(Data records)
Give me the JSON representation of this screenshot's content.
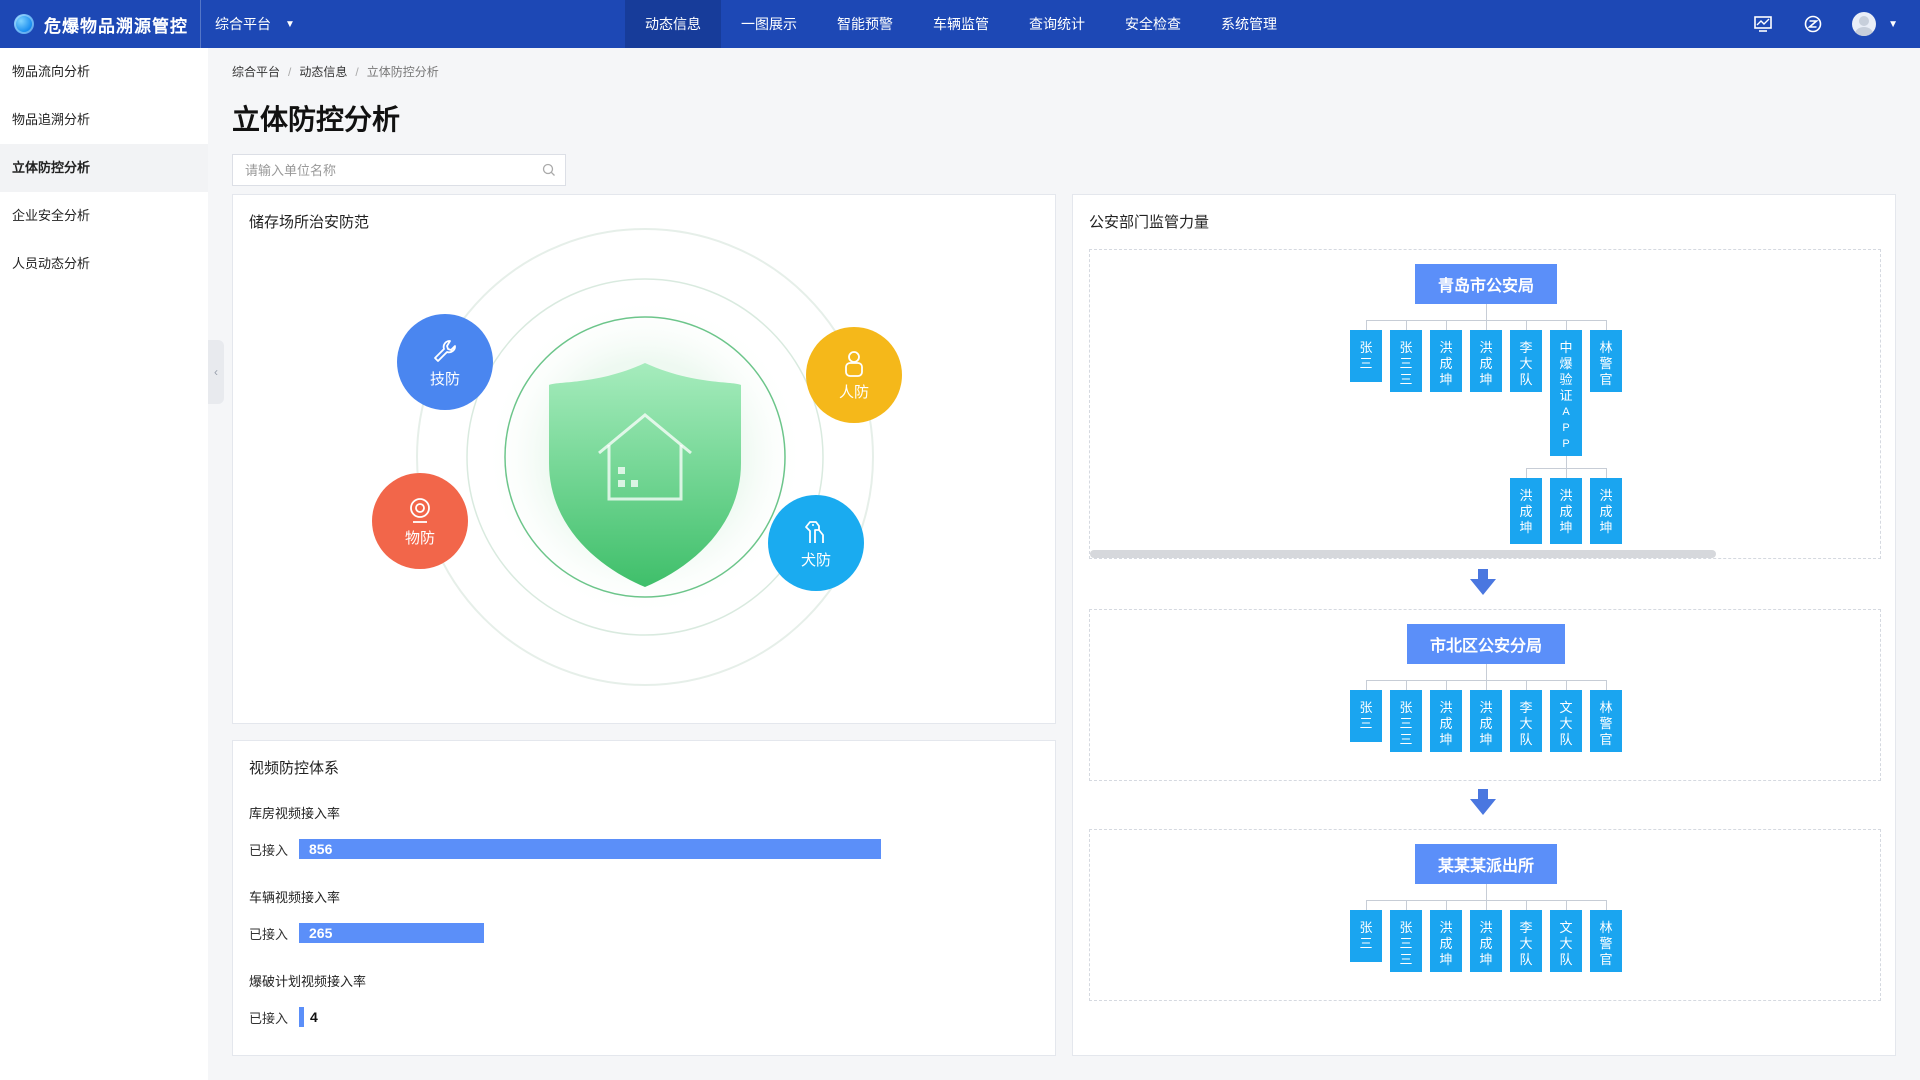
{
  "app": {
    "title": "危爆物品溯源管控",
    "platform": "综合平台"
  },
  "nav": [
    "动态信息",
    "一图展示",
    "智能预警",
    "车辆监管",
    "查询统计",
    "安全检查",
    "系统管理"
  ],
  "sidebar": [
    "物品流向分析",
    "物品追溯分析",
    "立体防控分析",
    "企业安全分析",
    "人员动态分析"
  ],
  "breadcrumb": [
    "综合平台",
    "动态信息",
    "立体防控分析"
  ],
  "page_title": "立体防控分析",
  "search": {
    "placeholder": "请输入单位名称"
  },
  "storage": {
    "title": "储存场所治安防范",
    "nodes": {
      "tech": "技防",
      "people": "人防",
      "object": "物防",
      "dog": "犬防"
    },
    "colors": {
      "tech": "#4a86f0",
      "people": "#f5b81a",
      "object": "#f2664a",
      "dog": "#1aabf0"
    }
  },
  "video": {
    "title": "视频防控体系",
    "rows": [
      {
        "label": "库房视频接入率",
        "key": "已接入",
        "value": "856"
      },
      {
        "label": "车辆视频接入率",
        "key": "已接入",
        "value": "265"
      },
      {
        "label": "爆破计划视频接入率",
        "key": "已接入",
        "value": "4"
      }
    ]
  },
  "org": {
    "title": "公安部门监管力量",
    "groups": [
      {
        "root": "青岛市公安局",
        "leaves": [
          "张三",
          "张三三",
          "洪成坤",
          "洪成坤",
          "李大队",
          "中爆验证APP",
          "林警官"
        ],
        "sub": [
          "洪成坤",
          "洪成坤",
          "洪成坤"
        ]
      },
      {
        "root": "市北区公安分局",
        "leaves": [
          "张三",
          "张三三",
          "洪成坤",
          "洪成坤",
          "李大队",
          "文大队",
          "林警官"
        ]
      },
      {
        "root": "某某某派出所",
        "leaves": [
          "张三",
          "张三三",
          "洪成坤",
          "洪成坤",
          "李大队",
          "文大队",
          "林警官"
        ]
      }
    ]
  }
}
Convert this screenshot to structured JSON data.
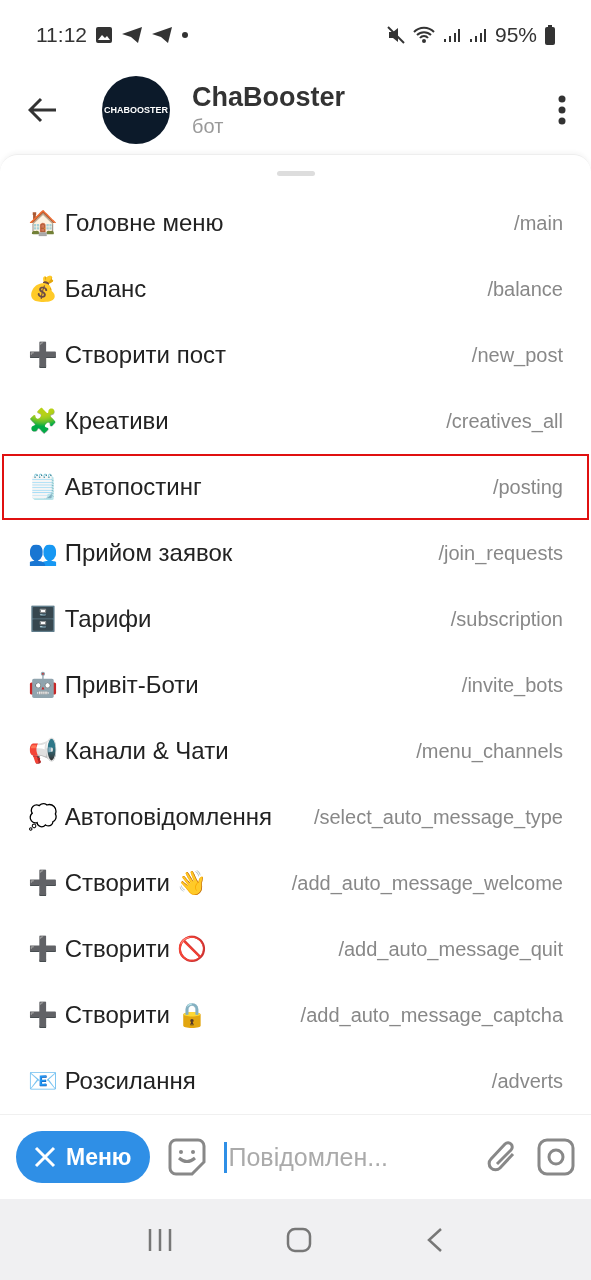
{
  "status_bar": {
    "time": "11:12",
    "battery": "95%"
  },
  "header": {
    "title": "ChaBooster",
    "subtitle": "бот",
    "avatar_text": "CHABOOSTER"
  },
  "commands": [
    {
      "label": "🏠 Головне меню",
      "command": "/main",
      "highlighted": false
    },
    {
      "label": "💰 Баланс",
      "command": "/balance",
      "highlighted": false
    },
    {
      "label": "➕ Створити пост",
      "command": "/new_post",
      "highlighted": false
    },
    {
      "label": "🧩 Креативи",
      "command": "/creatives_all",
      "highlighted": false
    },
    {
      "label": "🗒️ Автопостинг",
      "command": "/posting",
      "highlighted": true
    },
    {
      "label": "👥 Прийом заявок",
      "command": "/join_requests",
      "highlighted": false
    },
    {
      "label": "🗄️ Тарифи",
      "command": "/subscription",
      "highlighted": false
    },
    {
      "label": "🤖 Привіт-Боти",
      "command": "/invite_bots",
      "highlighted": false
    },
    {
      "label": "📢 Канали & Чати",
      "command": "/menu_channels",
      "highlighted": false
    },
    {
      "label": "💭 Автоповідомлення",
      "command": "/select_auto_message_type",
      "highlighted": false
    },
    {
      "label": "➕ Створити 👋",
      "command": "/add_auto_message_welcome",
      "highlighted": false
    },
    {
      "label": "➕ Створити 🚫",
      "command": "/add_auto_message_quit",
      "highlighted": false
    },
    {
      "label": "➕ Створити 🔒",
      "command": "/add_auto_message_captcha",
      "highlighted": false
    },
    {
      "label": "📧 Розсилання",
      "command": "/adverts",
      "highlighted": false
    }
  ],
  "composer": {
    "menu_button": "Меню",
    "placeholder": "Повідомлен..."
  }
}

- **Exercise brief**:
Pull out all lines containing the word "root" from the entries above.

- **Task solution**:
        "root": "青岛市公安局",
        "root": "市北区公安分局",
        "root": "某某某派出所",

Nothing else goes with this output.